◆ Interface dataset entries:
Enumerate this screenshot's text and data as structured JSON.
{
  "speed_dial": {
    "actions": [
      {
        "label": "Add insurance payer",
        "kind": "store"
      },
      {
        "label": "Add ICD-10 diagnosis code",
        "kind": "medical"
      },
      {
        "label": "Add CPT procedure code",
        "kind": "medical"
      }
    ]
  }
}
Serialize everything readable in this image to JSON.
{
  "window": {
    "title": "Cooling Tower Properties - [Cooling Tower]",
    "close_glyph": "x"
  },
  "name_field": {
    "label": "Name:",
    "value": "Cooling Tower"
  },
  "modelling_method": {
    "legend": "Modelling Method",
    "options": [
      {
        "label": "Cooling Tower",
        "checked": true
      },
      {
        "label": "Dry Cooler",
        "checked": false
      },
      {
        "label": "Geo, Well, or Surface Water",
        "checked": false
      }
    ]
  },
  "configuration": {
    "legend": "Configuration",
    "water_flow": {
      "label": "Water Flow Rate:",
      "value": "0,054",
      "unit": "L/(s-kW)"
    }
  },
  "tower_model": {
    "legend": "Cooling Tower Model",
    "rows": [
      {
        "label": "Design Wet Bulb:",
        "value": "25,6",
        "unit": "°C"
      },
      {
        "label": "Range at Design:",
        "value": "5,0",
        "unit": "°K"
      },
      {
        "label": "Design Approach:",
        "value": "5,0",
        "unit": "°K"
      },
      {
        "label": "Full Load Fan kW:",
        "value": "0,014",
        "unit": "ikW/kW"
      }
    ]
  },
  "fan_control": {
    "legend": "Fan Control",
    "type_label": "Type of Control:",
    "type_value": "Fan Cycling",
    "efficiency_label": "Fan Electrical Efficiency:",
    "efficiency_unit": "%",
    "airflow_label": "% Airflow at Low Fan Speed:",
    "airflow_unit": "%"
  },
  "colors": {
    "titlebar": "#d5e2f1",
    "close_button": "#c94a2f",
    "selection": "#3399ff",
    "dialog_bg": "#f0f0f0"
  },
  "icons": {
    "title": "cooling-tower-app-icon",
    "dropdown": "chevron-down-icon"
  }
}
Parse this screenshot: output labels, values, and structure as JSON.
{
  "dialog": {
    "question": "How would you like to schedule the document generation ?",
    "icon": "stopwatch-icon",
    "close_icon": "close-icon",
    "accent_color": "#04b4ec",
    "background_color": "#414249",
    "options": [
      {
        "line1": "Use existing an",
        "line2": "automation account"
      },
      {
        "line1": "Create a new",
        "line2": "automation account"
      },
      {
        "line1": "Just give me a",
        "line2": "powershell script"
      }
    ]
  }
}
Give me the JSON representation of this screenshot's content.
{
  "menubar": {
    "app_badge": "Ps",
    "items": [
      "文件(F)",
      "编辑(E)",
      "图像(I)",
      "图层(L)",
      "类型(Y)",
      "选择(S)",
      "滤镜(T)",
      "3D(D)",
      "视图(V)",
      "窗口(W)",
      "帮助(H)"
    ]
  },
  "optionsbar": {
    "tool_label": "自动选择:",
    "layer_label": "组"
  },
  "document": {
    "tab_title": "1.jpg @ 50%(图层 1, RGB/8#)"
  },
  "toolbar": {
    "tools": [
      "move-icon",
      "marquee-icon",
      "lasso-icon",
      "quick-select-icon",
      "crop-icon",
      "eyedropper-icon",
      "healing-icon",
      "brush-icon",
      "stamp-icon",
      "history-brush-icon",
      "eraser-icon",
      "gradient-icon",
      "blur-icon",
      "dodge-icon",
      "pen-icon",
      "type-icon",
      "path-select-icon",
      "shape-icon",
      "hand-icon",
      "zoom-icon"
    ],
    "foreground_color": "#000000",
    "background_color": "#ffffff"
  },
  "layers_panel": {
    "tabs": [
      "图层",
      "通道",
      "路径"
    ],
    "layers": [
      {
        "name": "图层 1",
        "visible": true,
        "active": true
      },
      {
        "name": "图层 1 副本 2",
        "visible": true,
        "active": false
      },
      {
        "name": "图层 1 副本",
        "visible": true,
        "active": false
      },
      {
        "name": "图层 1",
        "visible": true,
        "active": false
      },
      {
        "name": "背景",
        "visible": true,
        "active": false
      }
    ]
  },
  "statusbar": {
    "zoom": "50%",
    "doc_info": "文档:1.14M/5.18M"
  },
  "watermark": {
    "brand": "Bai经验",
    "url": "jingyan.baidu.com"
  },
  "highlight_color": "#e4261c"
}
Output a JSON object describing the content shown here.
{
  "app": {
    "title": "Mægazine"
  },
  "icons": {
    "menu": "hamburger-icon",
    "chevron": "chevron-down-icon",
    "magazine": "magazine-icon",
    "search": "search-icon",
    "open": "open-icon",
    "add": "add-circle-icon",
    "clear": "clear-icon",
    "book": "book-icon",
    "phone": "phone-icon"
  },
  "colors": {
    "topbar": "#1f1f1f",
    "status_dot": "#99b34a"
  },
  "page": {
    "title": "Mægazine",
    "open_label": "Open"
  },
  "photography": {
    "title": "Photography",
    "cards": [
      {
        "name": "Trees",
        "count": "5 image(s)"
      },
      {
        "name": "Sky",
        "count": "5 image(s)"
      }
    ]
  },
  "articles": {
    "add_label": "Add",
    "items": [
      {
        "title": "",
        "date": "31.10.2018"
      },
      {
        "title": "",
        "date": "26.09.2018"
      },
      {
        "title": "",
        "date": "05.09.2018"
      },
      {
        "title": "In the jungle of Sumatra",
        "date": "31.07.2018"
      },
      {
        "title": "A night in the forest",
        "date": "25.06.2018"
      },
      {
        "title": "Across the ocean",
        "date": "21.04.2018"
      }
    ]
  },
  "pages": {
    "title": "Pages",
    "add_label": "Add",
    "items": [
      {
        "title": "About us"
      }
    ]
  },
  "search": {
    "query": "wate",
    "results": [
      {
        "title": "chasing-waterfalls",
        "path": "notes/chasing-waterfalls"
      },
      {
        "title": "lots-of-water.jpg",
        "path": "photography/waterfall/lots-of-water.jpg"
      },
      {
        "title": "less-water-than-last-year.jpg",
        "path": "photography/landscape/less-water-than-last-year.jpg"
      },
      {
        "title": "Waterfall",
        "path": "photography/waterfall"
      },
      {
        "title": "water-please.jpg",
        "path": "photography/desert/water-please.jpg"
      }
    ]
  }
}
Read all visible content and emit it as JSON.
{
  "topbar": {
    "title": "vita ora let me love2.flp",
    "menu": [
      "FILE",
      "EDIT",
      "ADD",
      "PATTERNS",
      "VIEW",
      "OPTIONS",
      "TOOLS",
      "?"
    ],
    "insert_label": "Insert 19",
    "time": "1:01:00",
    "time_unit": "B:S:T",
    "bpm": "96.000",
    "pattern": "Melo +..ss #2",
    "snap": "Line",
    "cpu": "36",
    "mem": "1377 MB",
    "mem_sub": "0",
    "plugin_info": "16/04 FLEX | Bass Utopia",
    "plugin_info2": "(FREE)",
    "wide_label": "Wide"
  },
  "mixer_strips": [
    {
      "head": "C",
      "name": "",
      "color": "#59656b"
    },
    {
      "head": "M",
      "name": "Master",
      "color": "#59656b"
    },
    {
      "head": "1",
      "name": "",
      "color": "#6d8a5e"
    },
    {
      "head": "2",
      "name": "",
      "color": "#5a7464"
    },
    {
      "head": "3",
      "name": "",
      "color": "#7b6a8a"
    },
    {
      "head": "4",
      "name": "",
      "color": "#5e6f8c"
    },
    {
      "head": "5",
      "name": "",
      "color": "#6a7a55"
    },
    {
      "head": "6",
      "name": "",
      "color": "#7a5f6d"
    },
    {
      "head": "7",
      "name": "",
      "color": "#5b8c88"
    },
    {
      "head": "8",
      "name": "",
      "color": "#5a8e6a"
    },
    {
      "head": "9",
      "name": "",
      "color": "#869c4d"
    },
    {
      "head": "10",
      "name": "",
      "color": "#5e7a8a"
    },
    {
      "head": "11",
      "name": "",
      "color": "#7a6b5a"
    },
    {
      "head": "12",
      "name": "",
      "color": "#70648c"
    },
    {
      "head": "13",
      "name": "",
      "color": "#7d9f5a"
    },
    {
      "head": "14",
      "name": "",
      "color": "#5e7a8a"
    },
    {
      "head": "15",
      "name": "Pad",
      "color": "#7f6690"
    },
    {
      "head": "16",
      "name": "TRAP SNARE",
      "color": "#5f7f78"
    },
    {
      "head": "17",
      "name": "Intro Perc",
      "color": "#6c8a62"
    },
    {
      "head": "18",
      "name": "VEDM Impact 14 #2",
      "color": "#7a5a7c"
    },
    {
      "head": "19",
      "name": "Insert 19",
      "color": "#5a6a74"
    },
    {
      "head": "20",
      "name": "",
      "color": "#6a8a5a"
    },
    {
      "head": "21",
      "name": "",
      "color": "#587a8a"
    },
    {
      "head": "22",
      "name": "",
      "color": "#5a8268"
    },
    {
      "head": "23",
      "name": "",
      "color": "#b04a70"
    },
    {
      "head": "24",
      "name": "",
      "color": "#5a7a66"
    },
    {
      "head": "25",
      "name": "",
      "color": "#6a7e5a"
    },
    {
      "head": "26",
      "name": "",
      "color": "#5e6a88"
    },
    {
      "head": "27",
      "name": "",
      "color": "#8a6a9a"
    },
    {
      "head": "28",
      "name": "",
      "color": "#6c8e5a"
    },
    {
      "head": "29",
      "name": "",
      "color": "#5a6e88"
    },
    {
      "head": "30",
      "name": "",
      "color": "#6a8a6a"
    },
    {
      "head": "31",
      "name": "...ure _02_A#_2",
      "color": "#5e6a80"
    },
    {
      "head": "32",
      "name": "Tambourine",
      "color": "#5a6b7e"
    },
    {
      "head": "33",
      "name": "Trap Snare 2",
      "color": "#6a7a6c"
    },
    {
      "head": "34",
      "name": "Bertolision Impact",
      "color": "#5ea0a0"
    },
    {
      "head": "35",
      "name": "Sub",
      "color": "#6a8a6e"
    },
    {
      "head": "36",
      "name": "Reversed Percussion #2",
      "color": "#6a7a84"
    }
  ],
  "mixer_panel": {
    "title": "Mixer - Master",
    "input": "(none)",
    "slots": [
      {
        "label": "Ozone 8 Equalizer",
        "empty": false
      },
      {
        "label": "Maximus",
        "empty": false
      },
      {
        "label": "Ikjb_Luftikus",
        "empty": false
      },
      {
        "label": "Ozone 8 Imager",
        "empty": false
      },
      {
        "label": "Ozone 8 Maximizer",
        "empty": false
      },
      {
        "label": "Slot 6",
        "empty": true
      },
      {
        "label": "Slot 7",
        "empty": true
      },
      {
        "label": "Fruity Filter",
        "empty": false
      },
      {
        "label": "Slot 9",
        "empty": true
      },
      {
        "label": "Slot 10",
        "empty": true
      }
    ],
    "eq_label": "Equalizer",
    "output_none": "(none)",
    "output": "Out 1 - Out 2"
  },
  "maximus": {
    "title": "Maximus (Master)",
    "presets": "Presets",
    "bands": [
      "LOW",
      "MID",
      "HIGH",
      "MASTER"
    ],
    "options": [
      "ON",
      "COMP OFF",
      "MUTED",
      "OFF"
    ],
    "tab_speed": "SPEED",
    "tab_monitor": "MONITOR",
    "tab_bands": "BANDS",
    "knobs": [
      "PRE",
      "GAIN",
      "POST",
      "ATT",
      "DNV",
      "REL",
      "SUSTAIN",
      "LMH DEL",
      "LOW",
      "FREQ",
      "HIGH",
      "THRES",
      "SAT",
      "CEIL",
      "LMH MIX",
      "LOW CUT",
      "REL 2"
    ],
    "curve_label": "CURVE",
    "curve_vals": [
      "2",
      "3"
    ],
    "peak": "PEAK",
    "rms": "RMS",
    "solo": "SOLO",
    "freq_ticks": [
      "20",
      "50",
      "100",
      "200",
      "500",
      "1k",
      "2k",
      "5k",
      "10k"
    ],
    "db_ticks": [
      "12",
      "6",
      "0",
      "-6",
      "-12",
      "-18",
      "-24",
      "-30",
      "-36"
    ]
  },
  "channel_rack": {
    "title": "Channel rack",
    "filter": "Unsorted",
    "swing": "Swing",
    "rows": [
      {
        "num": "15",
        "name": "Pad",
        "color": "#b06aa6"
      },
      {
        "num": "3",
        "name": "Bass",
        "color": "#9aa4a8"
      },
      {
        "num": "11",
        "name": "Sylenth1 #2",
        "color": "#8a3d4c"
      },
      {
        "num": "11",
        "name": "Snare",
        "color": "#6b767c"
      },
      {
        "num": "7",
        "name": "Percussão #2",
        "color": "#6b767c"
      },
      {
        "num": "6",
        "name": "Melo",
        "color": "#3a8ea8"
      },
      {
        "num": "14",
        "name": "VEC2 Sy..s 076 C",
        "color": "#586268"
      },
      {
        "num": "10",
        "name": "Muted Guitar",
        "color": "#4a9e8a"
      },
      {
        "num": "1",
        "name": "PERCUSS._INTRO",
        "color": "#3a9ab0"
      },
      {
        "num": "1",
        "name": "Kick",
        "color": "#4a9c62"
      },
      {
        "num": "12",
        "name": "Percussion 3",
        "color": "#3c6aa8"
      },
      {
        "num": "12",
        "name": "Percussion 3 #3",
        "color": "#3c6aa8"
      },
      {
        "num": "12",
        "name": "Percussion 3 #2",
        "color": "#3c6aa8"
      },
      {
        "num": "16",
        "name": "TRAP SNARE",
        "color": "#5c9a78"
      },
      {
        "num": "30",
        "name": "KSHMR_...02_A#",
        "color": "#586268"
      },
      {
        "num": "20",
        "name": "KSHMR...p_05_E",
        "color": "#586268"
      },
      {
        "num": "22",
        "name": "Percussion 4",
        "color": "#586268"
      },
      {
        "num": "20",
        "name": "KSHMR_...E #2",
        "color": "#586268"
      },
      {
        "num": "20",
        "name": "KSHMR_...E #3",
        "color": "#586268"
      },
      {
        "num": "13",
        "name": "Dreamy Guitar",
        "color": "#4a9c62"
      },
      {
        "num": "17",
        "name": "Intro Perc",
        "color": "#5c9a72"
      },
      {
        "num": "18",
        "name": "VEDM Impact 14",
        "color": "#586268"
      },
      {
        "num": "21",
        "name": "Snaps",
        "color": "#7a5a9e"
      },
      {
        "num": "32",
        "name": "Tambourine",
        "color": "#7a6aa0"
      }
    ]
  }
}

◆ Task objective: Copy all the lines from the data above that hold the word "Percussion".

◆ Response to this task:
      "name": "Reversed Percussion #2",
        "name": "Percussion 3",
        "name": "Percussion 3 #3",
        "name": "Percussion 3 #2",
        "name": "Percussion 4",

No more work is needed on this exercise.